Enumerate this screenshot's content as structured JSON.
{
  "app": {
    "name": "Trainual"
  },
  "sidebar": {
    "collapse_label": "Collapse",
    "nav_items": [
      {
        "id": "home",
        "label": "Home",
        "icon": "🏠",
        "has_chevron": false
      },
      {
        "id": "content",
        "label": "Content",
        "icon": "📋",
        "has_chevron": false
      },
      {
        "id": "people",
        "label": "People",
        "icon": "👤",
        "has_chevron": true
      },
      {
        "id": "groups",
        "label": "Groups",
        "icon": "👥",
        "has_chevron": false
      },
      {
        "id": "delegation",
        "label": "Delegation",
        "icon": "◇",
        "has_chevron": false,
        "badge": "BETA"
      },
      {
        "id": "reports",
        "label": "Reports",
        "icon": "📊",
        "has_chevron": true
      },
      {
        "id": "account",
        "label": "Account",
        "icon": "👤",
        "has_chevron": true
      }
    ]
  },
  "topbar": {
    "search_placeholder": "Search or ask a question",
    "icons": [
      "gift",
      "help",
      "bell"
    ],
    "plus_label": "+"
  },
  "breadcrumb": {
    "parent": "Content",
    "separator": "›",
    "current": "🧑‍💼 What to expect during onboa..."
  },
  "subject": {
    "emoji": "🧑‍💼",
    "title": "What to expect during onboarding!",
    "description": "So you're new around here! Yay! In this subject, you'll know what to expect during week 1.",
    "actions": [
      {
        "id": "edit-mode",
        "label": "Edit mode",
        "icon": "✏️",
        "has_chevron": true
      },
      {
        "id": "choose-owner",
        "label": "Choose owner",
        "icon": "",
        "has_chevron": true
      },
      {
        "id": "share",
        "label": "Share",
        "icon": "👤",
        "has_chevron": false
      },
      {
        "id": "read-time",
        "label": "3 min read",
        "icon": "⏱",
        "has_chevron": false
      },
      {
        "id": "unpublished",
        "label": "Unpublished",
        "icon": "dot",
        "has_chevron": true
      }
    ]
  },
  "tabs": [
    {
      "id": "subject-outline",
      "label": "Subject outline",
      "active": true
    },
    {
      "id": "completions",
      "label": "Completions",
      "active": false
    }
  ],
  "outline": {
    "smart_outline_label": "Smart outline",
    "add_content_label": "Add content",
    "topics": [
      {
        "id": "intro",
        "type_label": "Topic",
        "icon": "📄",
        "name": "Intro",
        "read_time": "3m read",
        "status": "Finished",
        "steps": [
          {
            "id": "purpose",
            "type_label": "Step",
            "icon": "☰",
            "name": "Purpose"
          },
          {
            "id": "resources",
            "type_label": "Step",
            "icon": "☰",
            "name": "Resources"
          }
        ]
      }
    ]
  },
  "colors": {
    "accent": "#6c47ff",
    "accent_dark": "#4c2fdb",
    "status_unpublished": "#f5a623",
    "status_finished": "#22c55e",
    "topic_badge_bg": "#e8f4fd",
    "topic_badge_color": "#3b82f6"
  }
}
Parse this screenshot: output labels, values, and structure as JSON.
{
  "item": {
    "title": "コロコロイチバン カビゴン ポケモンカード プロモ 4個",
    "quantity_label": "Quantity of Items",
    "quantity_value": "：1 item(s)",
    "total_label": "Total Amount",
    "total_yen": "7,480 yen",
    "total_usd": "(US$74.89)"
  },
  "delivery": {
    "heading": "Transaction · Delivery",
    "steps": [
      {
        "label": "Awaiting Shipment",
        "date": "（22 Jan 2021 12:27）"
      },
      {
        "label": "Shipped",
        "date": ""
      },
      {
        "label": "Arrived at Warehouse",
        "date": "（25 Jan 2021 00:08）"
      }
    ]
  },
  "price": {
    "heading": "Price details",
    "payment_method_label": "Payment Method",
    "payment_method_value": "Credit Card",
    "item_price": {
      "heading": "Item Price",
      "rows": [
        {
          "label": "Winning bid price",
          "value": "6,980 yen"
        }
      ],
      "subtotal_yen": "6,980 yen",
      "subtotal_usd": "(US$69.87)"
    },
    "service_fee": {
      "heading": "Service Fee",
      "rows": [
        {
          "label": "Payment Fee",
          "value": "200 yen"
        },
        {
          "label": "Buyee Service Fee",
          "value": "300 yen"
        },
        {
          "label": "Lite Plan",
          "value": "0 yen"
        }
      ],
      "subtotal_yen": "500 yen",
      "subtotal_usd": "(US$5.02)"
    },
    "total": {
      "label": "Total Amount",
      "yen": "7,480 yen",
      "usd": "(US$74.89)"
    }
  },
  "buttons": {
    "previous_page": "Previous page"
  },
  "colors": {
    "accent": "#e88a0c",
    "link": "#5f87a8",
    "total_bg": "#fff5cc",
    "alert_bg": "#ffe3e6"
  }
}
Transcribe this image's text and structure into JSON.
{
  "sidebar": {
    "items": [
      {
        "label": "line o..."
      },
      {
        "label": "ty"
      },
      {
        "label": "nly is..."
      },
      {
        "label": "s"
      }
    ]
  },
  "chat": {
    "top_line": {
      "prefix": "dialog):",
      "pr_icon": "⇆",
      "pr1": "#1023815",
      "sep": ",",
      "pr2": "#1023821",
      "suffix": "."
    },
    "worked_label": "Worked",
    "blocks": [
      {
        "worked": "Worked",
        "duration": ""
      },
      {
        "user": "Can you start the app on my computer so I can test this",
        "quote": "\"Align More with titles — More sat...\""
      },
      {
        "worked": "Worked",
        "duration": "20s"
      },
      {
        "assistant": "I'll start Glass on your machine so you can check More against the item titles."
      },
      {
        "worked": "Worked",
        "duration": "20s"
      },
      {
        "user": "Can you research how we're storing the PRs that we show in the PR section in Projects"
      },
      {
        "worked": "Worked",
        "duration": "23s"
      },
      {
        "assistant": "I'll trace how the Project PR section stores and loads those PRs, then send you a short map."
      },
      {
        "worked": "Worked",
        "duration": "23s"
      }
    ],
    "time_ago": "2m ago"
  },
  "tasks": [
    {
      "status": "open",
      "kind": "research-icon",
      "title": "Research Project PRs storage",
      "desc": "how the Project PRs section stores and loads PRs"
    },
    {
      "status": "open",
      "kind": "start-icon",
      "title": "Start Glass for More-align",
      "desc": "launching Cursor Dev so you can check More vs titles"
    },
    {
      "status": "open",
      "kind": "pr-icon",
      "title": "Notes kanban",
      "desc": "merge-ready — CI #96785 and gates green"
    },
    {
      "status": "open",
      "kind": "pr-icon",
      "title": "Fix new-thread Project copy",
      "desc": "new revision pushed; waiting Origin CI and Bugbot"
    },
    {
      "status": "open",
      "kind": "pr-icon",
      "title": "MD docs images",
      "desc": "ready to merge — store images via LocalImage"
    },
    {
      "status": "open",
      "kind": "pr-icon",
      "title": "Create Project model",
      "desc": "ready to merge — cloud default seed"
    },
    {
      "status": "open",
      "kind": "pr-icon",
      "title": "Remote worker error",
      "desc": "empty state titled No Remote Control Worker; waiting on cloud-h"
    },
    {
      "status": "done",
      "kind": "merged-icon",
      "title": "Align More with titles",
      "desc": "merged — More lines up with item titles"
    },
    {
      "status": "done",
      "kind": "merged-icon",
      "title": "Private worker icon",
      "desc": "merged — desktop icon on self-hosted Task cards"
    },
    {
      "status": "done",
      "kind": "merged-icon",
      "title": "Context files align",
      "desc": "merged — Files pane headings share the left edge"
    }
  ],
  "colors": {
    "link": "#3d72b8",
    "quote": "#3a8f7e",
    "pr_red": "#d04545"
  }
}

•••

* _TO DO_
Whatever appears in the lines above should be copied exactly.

* _FINISHED EXERCISE_
Enumerate this screenshot's content as structured JSON.
{
  "app": {
    "name": "Trainual"
  },
  "sidebar": {
    "collapse_label": "Collapse",
    "nav_items": [
      {
        "id": "home",
        "label": "Home",
        "icon": "🏠",
        "has_chevron": false
      },
      {
        "id": "content",
        "label": "Content",
        "icon": "📋",
        "has_chevron": false
      },
      {
        "id": "people",
        "label": "People",
        "icon": "👤",
        "has_chevron": true
      },
      {
        "id": "groups",
        "label": "Groups",
        "icon": "👥",
        "has_chevron": false
      },
      {
        "id": "delegation",
        "label": "Delegation",
        "icon": "◇",
        "has_chevron": false,
        "badge": "BETA"
      },
      {
        "id": "reports",
        "label": "Reports",
        "icon": "📊",
        "has_chevron": true
      },
      {
        "id": "account",
        "label": "Account",
        "icon": "👤",
        "has_chevron": true
      }
    ]
  },
  "topbar": {
    "search_placeholder": "Search or ask a question",
    "icons": [
      "gift",
      "help",
      "bell"
    ],
    "plus_label": "+"
  },
  "breadcrumb": {
    "parent": "Content",
    "separator": "›",
    "current": "🧑‍💼 What to expect during onboa..."
  },
  "subject": {
    "emoji": "🧑‍💼",
    "title": "What to expect during onboarding!",
    "description": "So you're new around here! Yay! In this subject, you'll know what to expect during week 1.",
    "actions": [
      {
        "id": "edit-mode",
        "label": "Edit mode",
        "icon": "✏️",
        "has_chevron": true
      },
      {
        "id": "choose-owner",
        "label": "Choose owner",
        "icon": "",
        "has_chevron": true
      },
      {
        "id": "share",
        "label": "Share",
        "icon": "👤",
        "has_chevron": false
      },
      {
        "id": "read-time",
        "label": "3 min read",
        "icon": "⏱",
        "has_chevron": false
      },
      {
        "id": "unpublished",
        "label": "Unpublished",
        "icon": "dot",
        "has_chevron": true
      }
    ]
  },
  "tabs": [
    {
      "id": "subject-outline",
      "label": "Subject outline",
      "active": true
    },
    {
      "id": "completions",
      "label": "Completions",
      "active": false
    }
  ],
  "outline": {
    "smart_outline_label": "Smart outline",
    "add_content_label": "Add content",
    "topics": [
      {
        "id": "intro",
        "type_label": "Topic",
        "icon": "📄",
        "name": "Intro",
        "read_time": "3m read",
        "status": "Finished",
        "steps": [
          {
            "id": "purpose",
            "type_label": "Step",
            "icon": "☰",
            "name": "Purpose"
          },
          {
            "id": "resources",
            "type_label": "Step",
            "icon": "☰",
            "name": "Resources"
          }
        ]
      }
    ]
  },
  "colors": {
    "accent": "#6c47ff",
    "accent_dark": "#4c2fdb",
    "status_unpublished": "#f5a623",
    "status_finished": "#22c55e",
    "topic_badge_bg": "#e8f4fd",
    "topic_badge_color": "#3b82f6"
  }
}
Parse this screenshot: output labels, values, and structure as JSON.
{
  "item": {
    "title": "コロコロイチバン カビゴン ポケモンカード プロモ 4個",
    "quantity_label": "Quantity of Items",
    "quantity_value": "：1 item(s)",
    "total_label": "Total Amount",
    "total_yen": "7,480 yen",
    "total_usd": "(US$74.89)"
  },
  "delivery": {
    "heading": "Transaction · Delivery",
    "steps": [
      {
        "label": "Awaiting Shipment",
        "date": "（22 Jan 2021 12:27）"
      },
      {
        "label": "Shipped",
        "date": ""
      },
      {
        "label": "Arrived at Warehouse",
        "date": "（25 Jan 2021 00:08）"
      }
    ]
  },
  "price": {
    "heading": "Price details",
    "payment_method_label": "Payment Method",
    "payment_method_value": "Credit Card",
    "item_price": {
      "heading": "Item Price",
      "rows": [
        {
          "label": "Winning bid price",
          "value": "6,980 yen"
        }
      ],
      "subtotal_yen": "6,980 yen",
      "subtotal_usd": "(US$69.87)"
    },
    "service_fee": {
      "heading": "Service Fee",
      "rows": [
        {
          "label": "Payment Fee",
          "value": "200 yen"
        },
        {
          "label": "Buyee Service Fee",
          "value": "300 yen"
        },
        {
          "label": "Lite Plan",
          "value": "0 yen"
        }
      ],
      "subtotal_yen": "500 yen",
      "subtotal_usd": "(US$5.02)"
    },
    "total": {
      "label": "Total Amount",
      "yen": "7,480 yen",
      "usd": "(US$74.89)"
    }
  },
  "buttons": {
    "previous_page": "Previous page"
  },
  "colors": {
    "accent": "#e88a0c",
    "link": "#5f87a8",
    "total_bg": "#fff5cc",
    "alert_bg": "#ffe3e6"
  }
}
Transcribe this image's text and structure into JSON.
{
  "sidebar": {
    "items": [
      {
        "label": "line o..."
      },
      {
        "label": "ty"
      },
      {
        "label": "nly is..."
      },
      {
        "label": "s"
      }
    ]
  },
  "chat": {
    "top_line": {
      "prefix": "dialog):",
      "pr_icon": "⇆",
      "pr1": "#1023815",
      "sep": ",",
      "pr2": "#1023821",
      "suffix": "."
    },
    "worked_label": "Worked",
    "blocks": [
      {
        "worked": "Worked",
        "duration": ""
      },
      {
        "user": "Can you start the app on my computer so I can test this",
        "quote": "\"Align More with titles — More sat...\""
      },
      {
        "worked": "Worked",
        "duration": "20s"
      },
      {
        "assistant": "I'll start Glass on your machine so you can check More against the item titles."
      },
      {
        "worked": "Worked",
        "duration": "20s"
      },
      {
        "user": "Can you research how we're storing the PRs that we show in the PR section in Projects"
      },
      {
        "worked": "Worked",
        "duration": "23s"
      },
      {
        "assistant": "I'll trace how the Project PR section stores and loads those PRs, then send you a short map."
      },
      {
        "worked": "Worked",
        "duration": "23s"
      }
    ],
    "time_ago": "2m ago"
  },
  "tasks": [
    {
      "status": "open",
      "kind": "research-icon",
      "title": "Research Project PRs storage",
      "desc": "how the Project PRs section stores and loads PRs"
    },
    {
      "status": "open",
      "kind": "start-icon",
      "title": "Start Glass for More-align",
      "desc": "launching Cursor Dev so you can check More vs titles"
    },
    {
      "status": "open",
      "kind": "pr-icon",
      "title": "Notes kanban",
      "desc": "merge-ready — CI #96785 and gates green"
    },
    {
      "status": "open",
      "kind": "pr-icon",
      "title": "Fix new-thread Project copy",
      "desc": "new revision pushed; waiting Origin CI and Bugbot"
    },
    {
      "status": "open",
      "kind": "pr-icon",
      "title": "MD docs images",
      "desc": "ready to merge — store images via LocalImage"
    },
    {
      "status": "open",
      "kind": "pr-icon",
      "title": "Create Project model",
      "desc": "ready to merge — cloud default seed"
    },
    {
      "status": "open",
      "kind": "pr-icon",
      "title": "Remote worker error",
      "desc": "empty state titled No Remote Control Worker; waiting on cloud-h"
    },
    {
      "status": "done",
      "kind": "merged-icon",
      "title": "Align More with titles",
      "desc": "merged — More lines up with item titles"
    },
    {
      "status": "done",
      "kind": "merged-icon",
      "title": "Private worker icon",
      "desc": "merged — desktop icon on self-hosted Task cards"
    },
    {
      "status": "done",
      "kind": "merged-icon",
      "title": "Context files align",
      "desc": "merged — Files pane headings share the left edge"
    }
  ],
  "colors": {
    "link": "#3d72b8",
    "quote": "#3a8f7e",
    "pr_red": "#d04545"
  }
}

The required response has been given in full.